The right of traditional owners to negotiate about mining is fundamental for the Native Title rights of Aboriginal people. The Mirrar people, recognised as traditional owners of the Jabiluka land, by the Ranger Inquiry, are unequivocally opposed to uranium mining on their country.

The Ranger uranium mine has been plagued with water management problems since the mine began. Jabiluka would result in significantly greater volumes of water and in an extra 20 million tonnes of radioactive tailings being stored at the Ranger mine.

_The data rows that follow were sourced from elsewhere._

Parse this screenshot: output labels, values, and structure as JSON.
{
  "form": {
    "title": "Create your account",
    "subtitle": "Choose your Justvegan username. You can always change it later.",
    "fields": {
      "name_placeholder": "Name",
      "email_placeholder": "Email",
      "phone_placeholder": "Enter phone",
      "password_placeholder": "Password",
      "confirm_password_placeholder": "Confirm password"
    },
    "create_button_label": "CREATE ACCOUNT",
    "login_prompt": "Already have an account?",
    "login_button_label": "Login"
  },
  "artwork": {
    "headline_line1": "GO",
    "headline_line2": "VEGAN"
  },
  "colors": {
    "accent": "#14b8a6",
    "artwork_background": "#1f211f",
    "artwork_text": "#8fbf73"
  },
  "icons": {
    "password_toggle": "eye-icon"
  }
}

The right to negotiate with mining companies must be kept and even strengthened in the Native Title Act. Meanwhile, the Mirrar people are asking for help NOW. They need money, physical support for their blockade of the proposed mine site, the National Day of Action on April 5th, lobbying of political groups and the media.

An excellent video made by award-winning David Bradbury, shows the existing mine, the site of the proposed new mine and interviews with some of the people involved in the decision-making process.

Contact: Jabiluka Action Group (JAG), c/- QCC, Box 12046, Elizabeth St, Brisbane 4002, or Phone: 3221 0188 – Fax: 07 3229 7992 – or email:

In the hot afternoon the 800 empty chairs on the lawns of King George Square seemed impossible to fill. My heart sank as I contemplated the arrival of the Kul-gun Darlo-bol'pa (The Journey Home) March from Musgrave Park. Would they arrive to an almost empty square?

At 6pm, the compere explained that members of the Aboriginal and Torres Strait Islander community had gathered at Musgrave Park and were on their way.

By 7pm anticipation was palpable and electric. Everyone was on their feet as several hundred Indigenous people came into view led by the Elders of the community. Some were walking tall, some shaken with emotion. They flowed into the square to be welcomed by the clapping and cheering of more than 4,000 people.

Aunty Ruth Hegarty, taken from her mother when she was 4 years old, spoke of the strong emotions being felt amongst the participants. She asked for a silent tribute to the many people who were not able to take part in this event, many having passed on. She also reminded us that some wounds are so deep they are very hard to heal. Such ceremonies as this one are too painful for her own mother. Aunty Ruth's main message was that this symbolic ceremony showed the Indigenous community that many people do empathise with them, people do care and they do want to take positive steps to achieve real reconciliation.

Lord Mayor, Jim Soorley, used the ritual of handing the keys of the City of Brisbane to Elder Herb Bligh to symbolise that Indigenous people are welcome in the City. He expressed the sorrow of the people of Brisbane for the pain and suffering caused by past injustices and of their determination to work together for reconciliation and healing. Uncle Steve Mam handed Indigenous scrolls in return to the Lord Mayor and representative of Qld. Churches Together, Russell Morris.

Boundary Streets in Brisbane marked the areas within which Indigenous peoples were forbidden to enter at night. A suggestion to rename them received strong support.

As we sat in the middle of the crowd that night, we really felt that we were taking part in a turning point in history. The 4000+ Brisbane people taking part in this ceremony seemed symbolic of a determination to try to do better in the future.

As Auntie Ruth said, "We are no longer alone, people do care and it really does help."

— by Monique Bond

Is YOUR local Council taking similar action? For more information contact: ANTaR, 4th Floor, 16 Peel St, South Brisbane 4101 or Phone: 07 3857 6555 – Fax: 07 3857 2173 – or email:

Articles on this page were extracted from the ANTaR (Australians for Native Title and Reconciliation) Newsletter, No. 3, March 1998.